Joanne Silberner wins 2013 Best Cancer Reporter Award from the ESO

Silberner hard at work. Photos by Ansel Herz, a UW alum who worked with Silberner in Haiti.

Silberner hard at work. Photos by Ansel Herz, a UW alum who worked with Silberner in Haiti.

The European School of Oncology (ESO) has recognized Artist in Residence Joanne Silberner with its 2013 Best Cancer Reporter Award for her work in Uganda, India, and Haiti that led to a five-part radio series for Public Radio International’s (PRI) program “The World®.”  Silberner’s work also appeared in The Seattle Times and on KUOW.

Silberner shared the award with co-winner Tiffany O-Callaghan, Opinion Editor with the UK’s New Scientist magazine. The acknowledgment aims to “encourage high-quality media coverage on cancer and to recognize journalists who have a commitment to enlightening the public about important issues surrounding the disease.”

Silberner’s coverage of cancer was unique in that it focused on the growth of the disease in developing countries. Many people associate other health issues with these regions of the world, but in fact, cancer kills more people in developing countries than HIV, TB, and malaria combined.

“What I’m happiest about is that the award may bring some attention to the global burden of cancer, which is often ignored,” Silberner said.

The stories stemmed from an international symposium on cancer in developing countries that Silberner went to at the Fred Hutchinson Cancer Research Center.

“Before the symposium, I thought that few people in poor countries lived long enough to get cancer, and that cancer care is too complicated and expensive to deliver in low-resource areas,” she said. “Then I heard the numbers and reports from researchers in other countries.

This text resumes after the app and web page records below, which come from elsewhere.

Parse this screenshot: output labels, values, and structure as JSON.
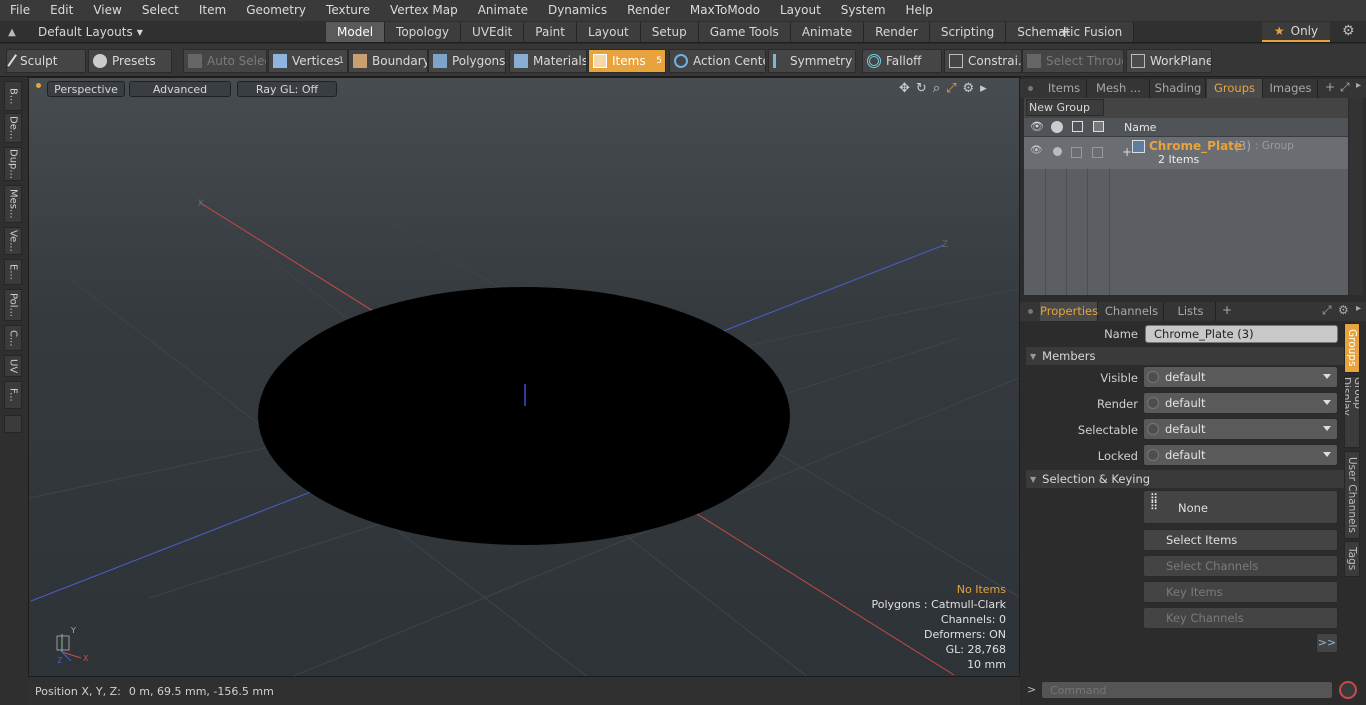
{
  "menu": [
    "File",
    "Edit",
    "View",
    "Select",
    "Item",
    "Geometry",
    "Texture",
    "Vertex Map",
    "Animate",
    "Dynamics",
    "Render",
    "MaxToModo",
    "Layout",
    "System",
    "Help"
  ],
  "layout_label": "Default Layouts",
  "mode_tabs": [
    "Model",
    "Topology",
    "UVEdit",
    "Paint",
    "Layout",
    "Setup",
    "Game Tools",
    "Animate",
    "Render",
    "Scripting",
    "Schematic Fusion"
  ],
  "active_mode_tab": "Model",
  "only_label": "Only",
  "toolbar": {
    "sculpt": "Sculpt",
    "presets": "Presets",
    "auto_select": "Auto Select",
    "vertices": "Vertices",
    "vertices_count": "1",
    "boundary": "Boundary",
    "polygons": "Polygons",
    "materials": "Materials",
    "items": "Items",
    "items_count": "5",
    "action_center": "Action Center",
    "symmetry": "Symmetry",
    "falloff": "Falloff",
    "constraints": "Constrai...",
    "select_through": "Select Through",
    "workplane": "WorkPlane"
  },
  "left_tabs": [
    "B...",
    "De...",
    "Dup...",
    "Mes...",
    "Ve...",
    "E...",
    "Pol...",
    "C...",
    "UV",
    "F..."
  ],
  "viewport": {
    "perspective": "Perspective",
    "advanced": "Advanced",
    "raygl": "Ray GL: Off",
    "info_no_items": "No Items",
    "info_polygons": "Polygons : Catmull-Clark",
    "info_channels": "Channels: 0",
    "info_deformers": "Deformers: ON",
    "info_gl": "GL: 28,768",
    "info_scale": "10 mm",
    "axis_x": "X",
    "axis_y": "Y",
    "axis_z": "Z"
  },
  "status": {
    "position_label": "Position X, Y, Z:",
    "position_value": "0 m, 69.5 mm, -156.5 mm"
  },
  "top_panel_tabs": [
    "Items",
    "Mesh ...",
    "Shading",
    "Groups",
    "Images"
  ],
  "active_top_panel_tab": "Groups",
  "groups": {
    "new_group": "New Group",
    "col_name": "Name",
    "group_name": "Chrome_Plate",
    "group_count": "(3)",
    "group_type": ": Group",
    "group_items": "2 Items"
  },
  "props_tabs": [
    "Properties",
    "Channels",
    "Lists"
  ],
  "properties": {
    "name_label": "Name",
    "name_value": "Chrome_Plate (3)",
    "members_header": "Members",
    "visible_label": "Visible",
    "visible_value": "default",
    "render_label": "Render",
    "render_value": "default",
    "selectable_label": "Selectable",
    "selectable_value": "default",
    "locked_label": "Locked",
    "locked_value": "default",
    "selkey_header": "Selection & Keying",
    "none_label": "None",
    "select_items": "Select Items",
    "select_channels": "Select Channels",
    "key_items": "Key Items",
    "key_channels": "Key Channels",
    "more": ">>"
  },
  "side_tabs": [
    "Groups",
    "Group Display",
    "User Channels",
    "Tags"
  ],
  "command_placeholder": "Command",
  "colors": {
    "accent": "#e8a33d",
    "x_axis": "#c84a4a",
    "z_axis": "#4a5ec8"
  }
}
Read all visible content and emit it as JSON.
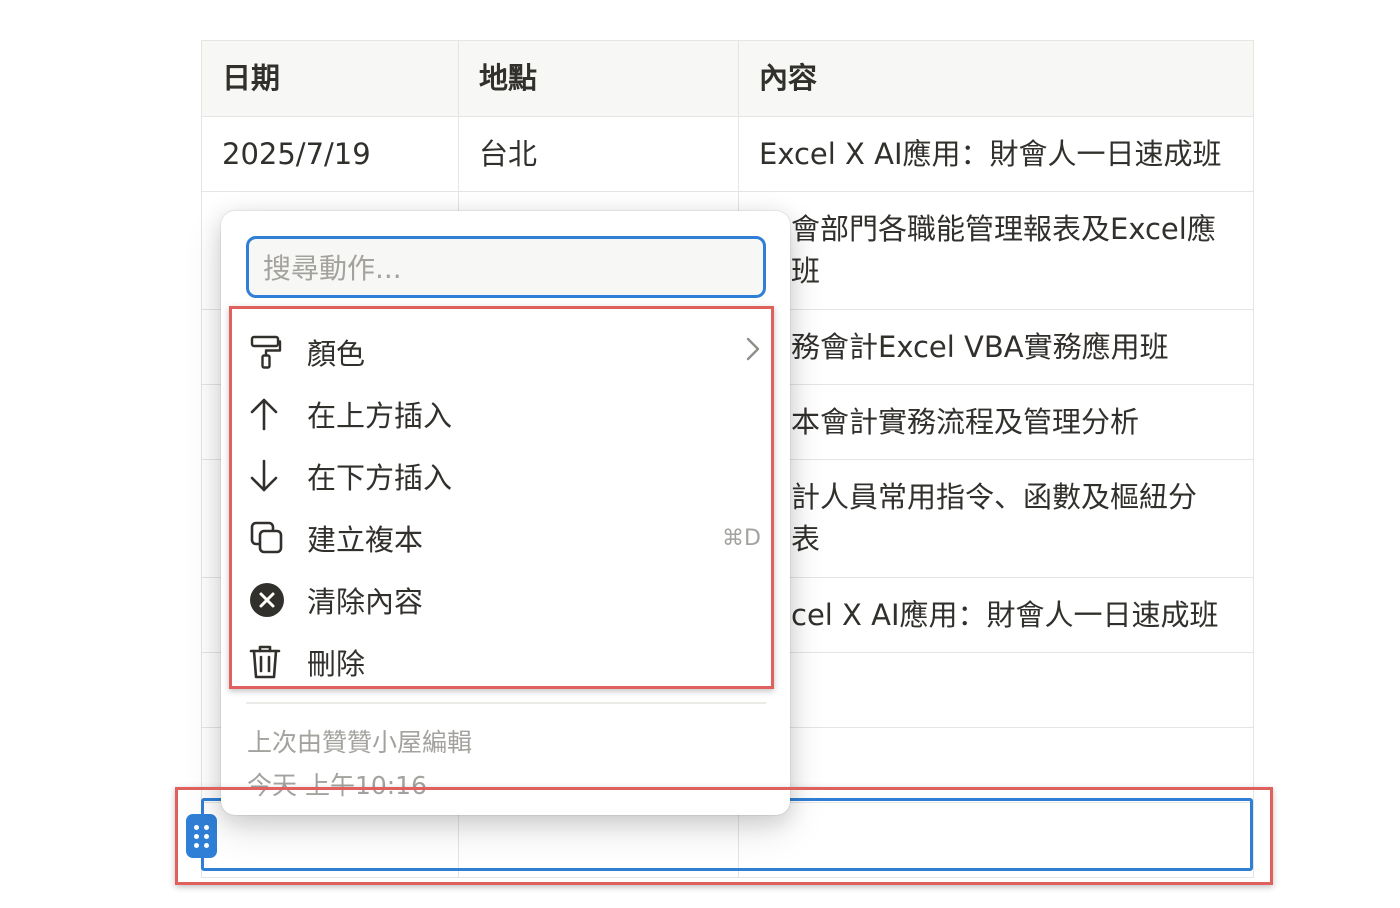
{
  "table": {
    "headers": [
      "日期",
      "地點",
      "內容"
    ],
    "rows": [
      [
        "2025/7/19",
        "台北",
        "Excel X AI應用：財會人一日速成班"
      ],
      [
        "",
        "",
        "會部門各職能管理報表及Excel應\n班"
      ],
      [
        "",
        "",
        "務會計Excel VBA實務應用班"
      ],
      [
        "",
        "",
        "本會計實務流程及管理分析"
      ],
      [
        "",
        "",
        "計人員常用指令、函數及樞紐分\n表"
      ],
      [
        "",
        "",
        "cel X AI應用：財會人一日速成班"
      ],
      [
        "",
        "",
        ""
      ],
      [
        "",
        "",
        ""
      ],
      [
        "",
        "",
        ""
      ]
    ]
  },
  "menu": {
    "search_placeholder": "搜尋動作...",
    "items": [
      {
        "label": "顏色",
        "icon": "paint-roller-icon",
        "has_submenu": true
      },
      {
        "label": "在上方插入",
        "icon": "arrow-up-icon"
      },
      {
        "label": "在下方插入",
        "icon": "arrow-down-icon"
      },
      {
        "label": "建立複本",
        "icon": "duplicate-icon",
        "shortcut": "⌘D"
      },
      {
        "label": "清除內容",
        "icon": "clear-circle-icon"
      },
      {
        "label": "刪除",
        "icon": "trash-icon"
      }
    ],
    "last_edited_by": "上次由贊贊小屋編輯",
    "last_edited_time": "今天 上午10:16"
  },
  "colors": {
    "accent": "#2f7fd6",
    "annotation": "#e0605d"
  }
}
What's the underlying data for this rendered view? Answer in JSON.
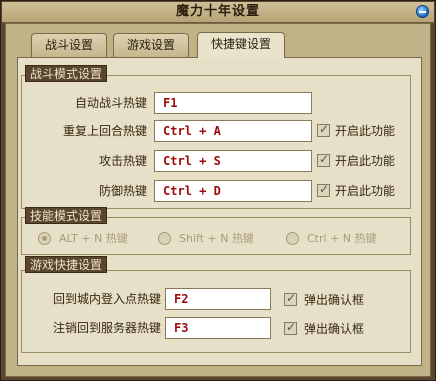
{
  "window": {
    "title": "魔力十年设置"
  },
  "tabs": [
    {
      "label": "战斗设置"
    },
    {
      "label": "游戏设置"
    },
    {
      "label": "快捷键设置"
    }
  ],
  "combat_section": {
    "title": "战斗模式设置",
    "rows": [
      {
        "label": "自动战斗热键",
        "value": "F1"
      },
      {
        "label": "重复上回合热键",
        "value": "Ctrl + A",
        "check_label": "开启此功能",
        "checked": true
      },
      {
        "label": "攻击热键",
        "value": "Ctrl + S",
        "check_label": "开启此功能",
        "checked": true
      },
      {
        "label": "防御热键",
        "value": "Ctrl + D",
        "check_label": "开启此功能",
        "checked": true
      }
    ]
  },
  "skill_section": {
    "title": "技能模式设置",
    "options": [
      {
        "label": "ALT + N  热键",
        "selected": true
      },
      {
        "label": "Shift + N  热键",
        "selected": false
      },
      {
        "label": "Ctrl + N  热键",
        "selected": false
      }
    ]
  },
  "game_section": {
    "title": "游戏快捷设置",
    "rows": [
      {
        "label": "回到城内登入点热键",
        "value": "F2",
        "check_label": "弹出确认框",
        "checked": true
      },
      {
        "label": "注销回到服务器热键",
        "value": "F3",
        "check_label": "弹出确认框",
        "checked": true
      }
    ]
  },
  "colors": {
    "frame": "#5a4630",
    "panel": "#e6e0c8",
    "hotkey_text": "#9e0a0a",
    "accent_blue": "#1b64c8"
  }
}
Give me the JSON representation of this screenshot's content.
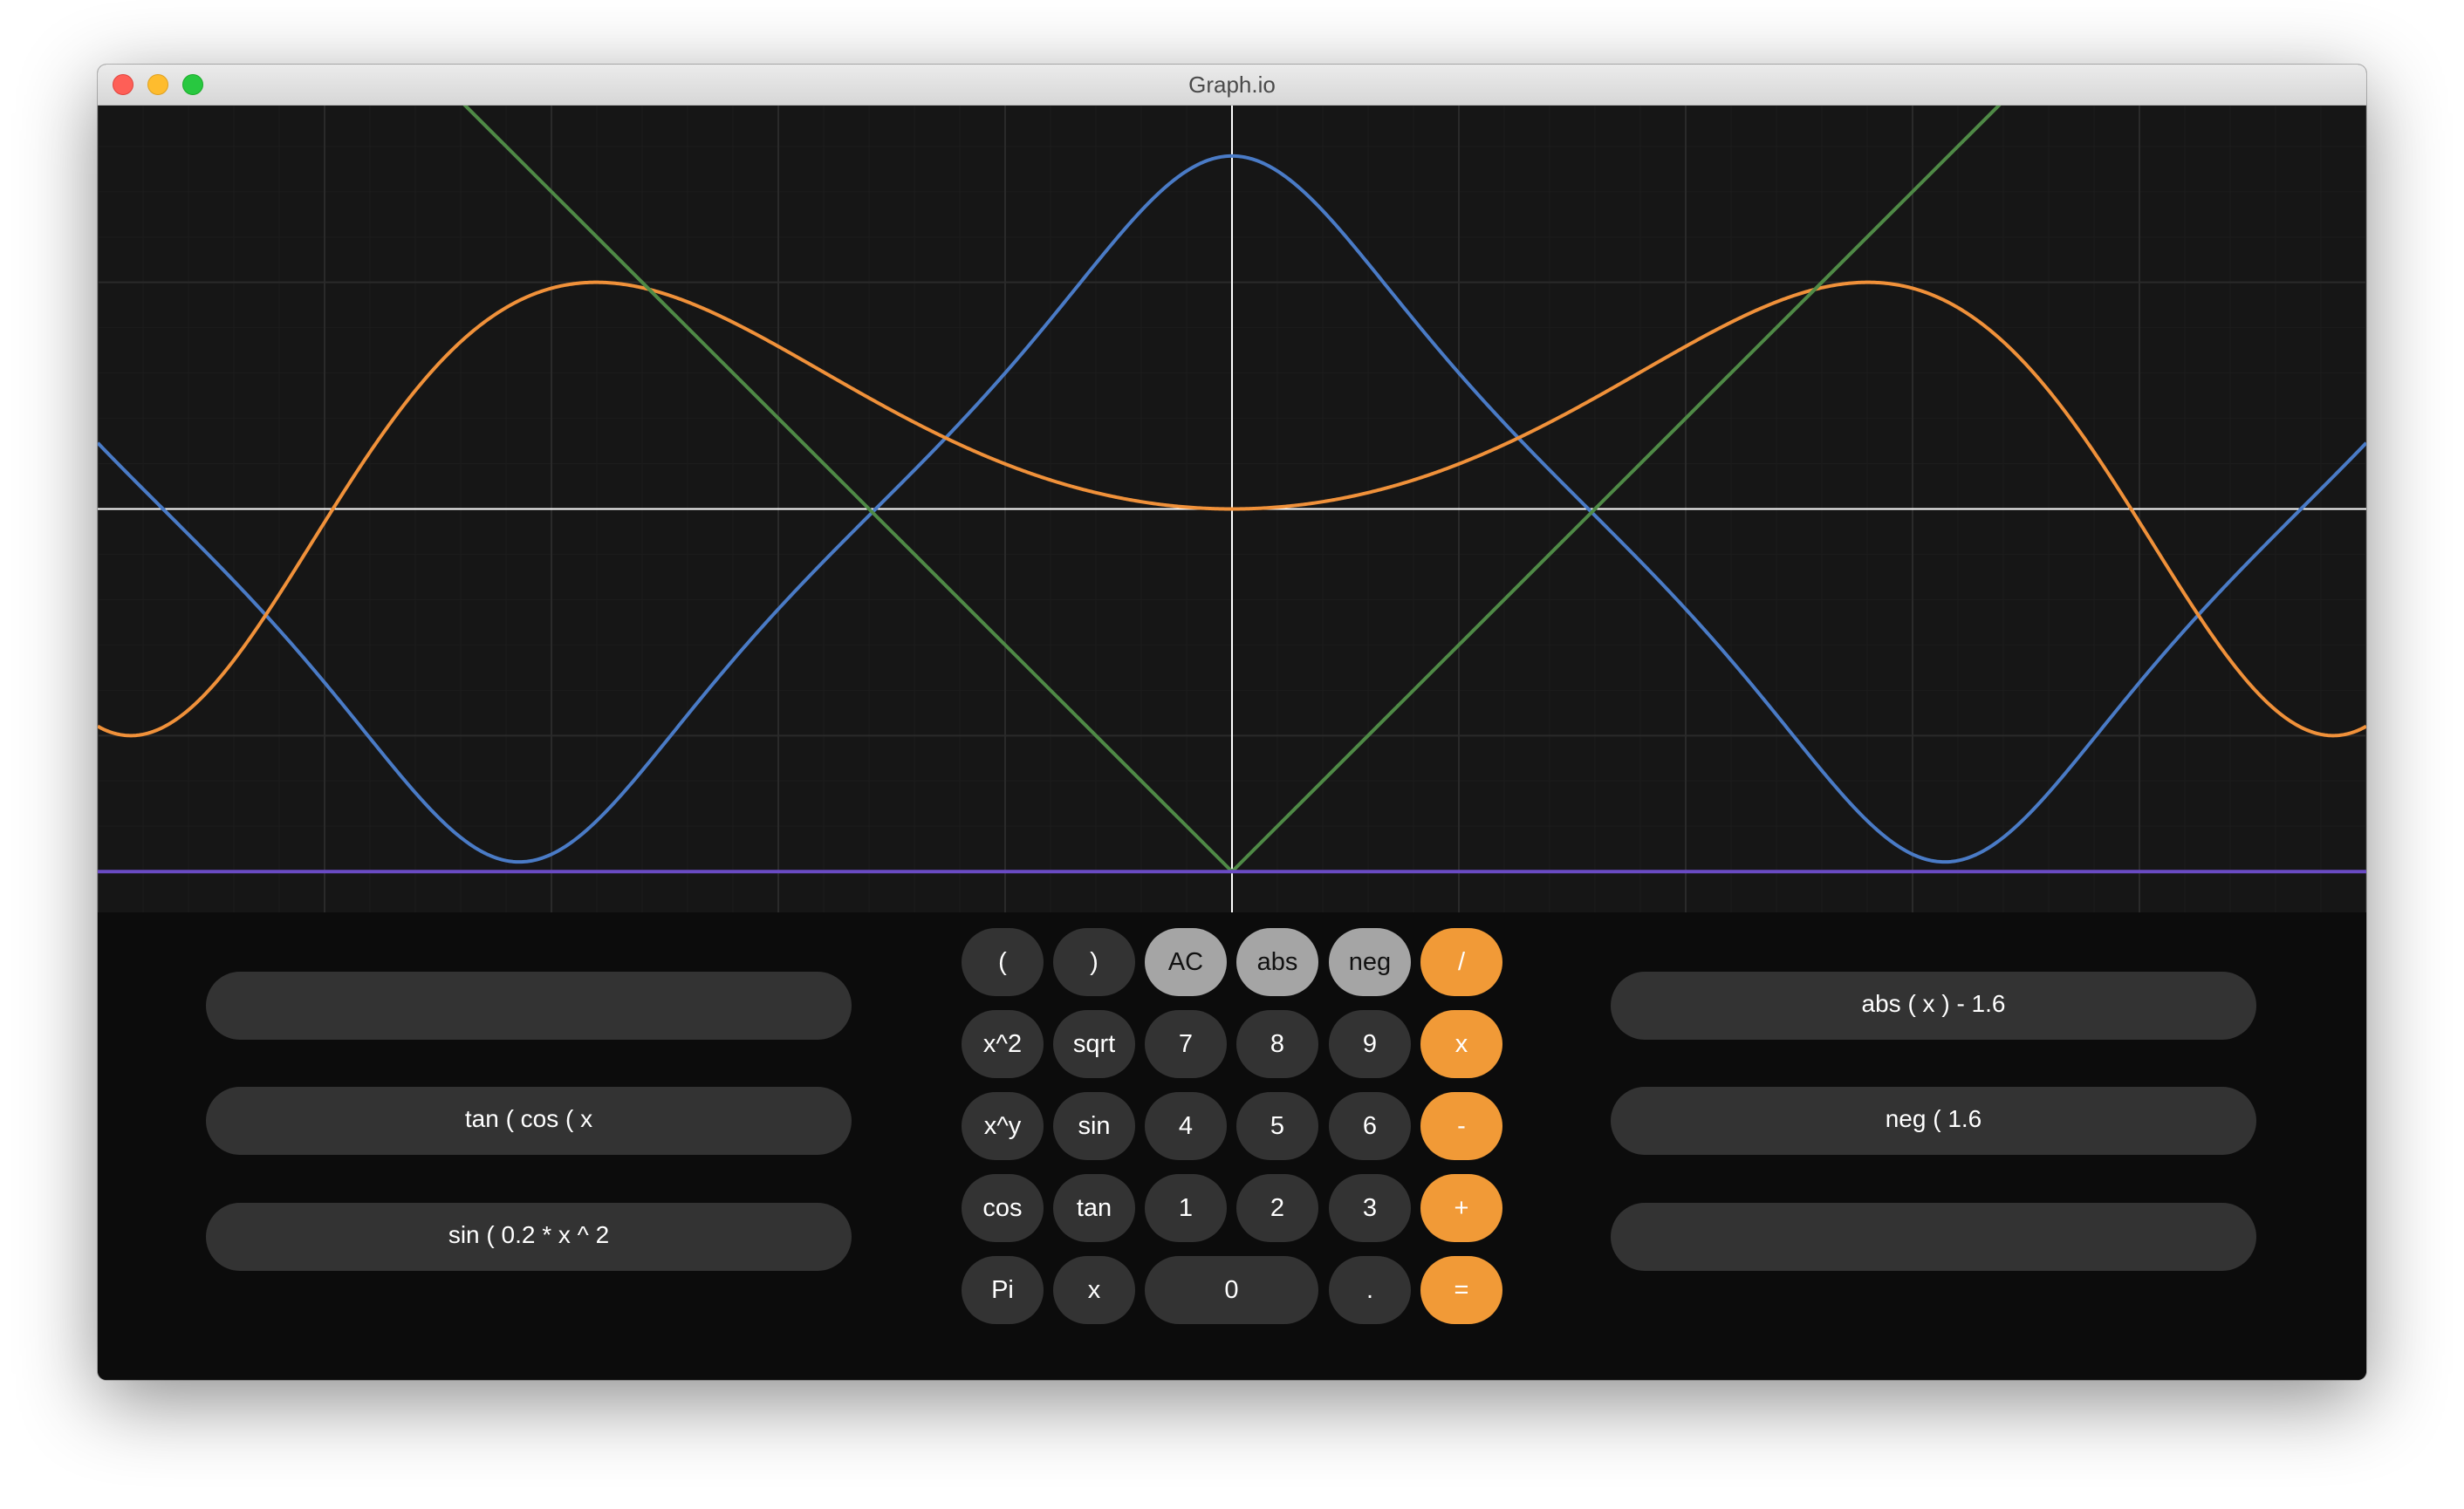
{
  "window": {
    "title": "Graph.io"
  },
  "colors": {
    "background": "#161616",
    "axis": "#ffffff",
    "grid": "#2a2a2a",
    "series_blue": "#4a7bc6",
    "series_orange": "#f0913a",
    "series_green": "#4f8a46",
    "series_purple": "#6a4bc4"
  },
  "graph": {
    "x_range": [
      -5,
      5
    ],
    "y_range": [
      -1.78,
      1.78
    ],
    "grid_step_x": 1,
    "grid_step_y": 1
  },
  "chart_data": {
    "type": "line",
    "x_range": [
      -5,
      5
    ],
    "y_range": [
      -1.78,
      1.78
    ],
    "grid": true,
    "series": [
      {
        "expr": "tan ( cos ( x",
        "color": "#4a7bc6"
      },
      {
        "expr": "sin ( 0.2 * x ^ 2",
        "color": "#f0913a"
      },
      {
        "expr": "abs ( x ) - 1.6",
        "color": "#4f8a46"
      },
      {
        "expr": "neg ( 1.6",
        "color": "#6a4bc4"
      }
    ]
  },
  "left_fields": [
    "",
    "tan ( cos ( x",
    "sin ( 0.2 * x ^ 2"
  ],
  "right_fields": [
    "abs ( x ) - 1.6",
    "neg ( 1.6",
    ""
  ],
  "keypad": {
    "open_paren": "(",
    "close_paren": ")",
    "ac": "AC",
    "abs": "abs",
    "neg": "neg",
    "divide": "/",
    "square": "x^2",
    "sqrt": "sqrt",
    "seven": "7",
    "eight": "8",
    "nine": "9",
    "multiply": "x",
    "power": "x^y",
    "sin": "sin",
    "four": "4",
    "five": "5",
    "six": "6",
    "minus": "-",
    "cos": "cos",
    "tan": "tan",
    "one": "1",
    "two": "2",
    "three": "3",
    "plus": "+",
    "pi": "Pi",
    "variable_x": "x",
    "zero": "0",
    "decimal": ".",
    "equals": "="
  }
}
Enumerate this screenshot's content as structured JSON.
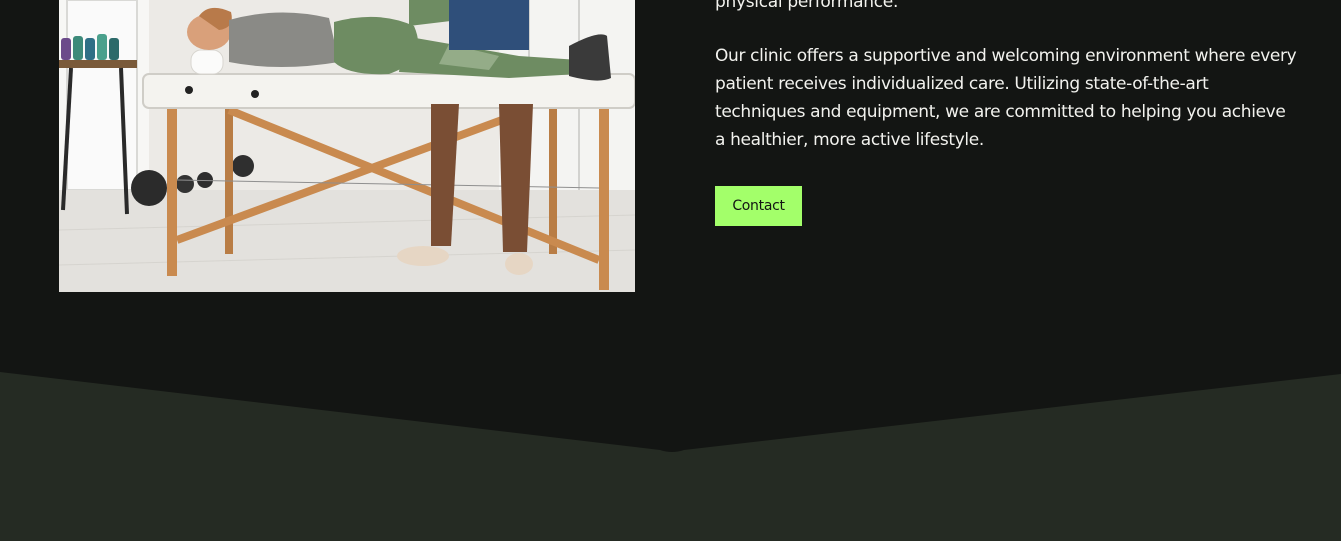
{
  "intro": {
    "tail_text": "physical performance.",
    "paragraph": "Our clinic offers a supportive and welcoming environment where every patient receives individualized care. Utilizing state-of-the-art techniques and equipment, we are committed to helping you achieve a healthier, more active lifestyle."
  },
  "cta": {
    "contact_label": "Contact"
  },
  "colors": {
    "background": "#131513",
    "accent": "#a3ff6a",
    "footer_band": "#252b23",
    "text": "#f2f2ee"
  },
  "icons": {
    "photo": "physiotherapy-session-photo"
  }
}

Someone pointed out that HIV/AIDS was once thought untreatable and I realized how wrong I was about cancer.”

SilbernerStory1Silberner’s trip was made possible by a travel grant from the Pulitzer Center on Crisis Reporting, and at least part of her radio series was heard by an estimated 2.5 million people. The stories posted on the “The World®” website received over a million page views and the hashtag #globalcancer reached 1.9 million accounts with 10 million impressions within a month of the stories’ airings, Silberner wrote in her application essay.

“The stories demonstrated that cancer is not just a disease of rich countries – that it plagues people in low- and middle-income countries as well,” Silberner wrote. “My hope is that understanding will heighten efforts to vanquish cancer around the world.”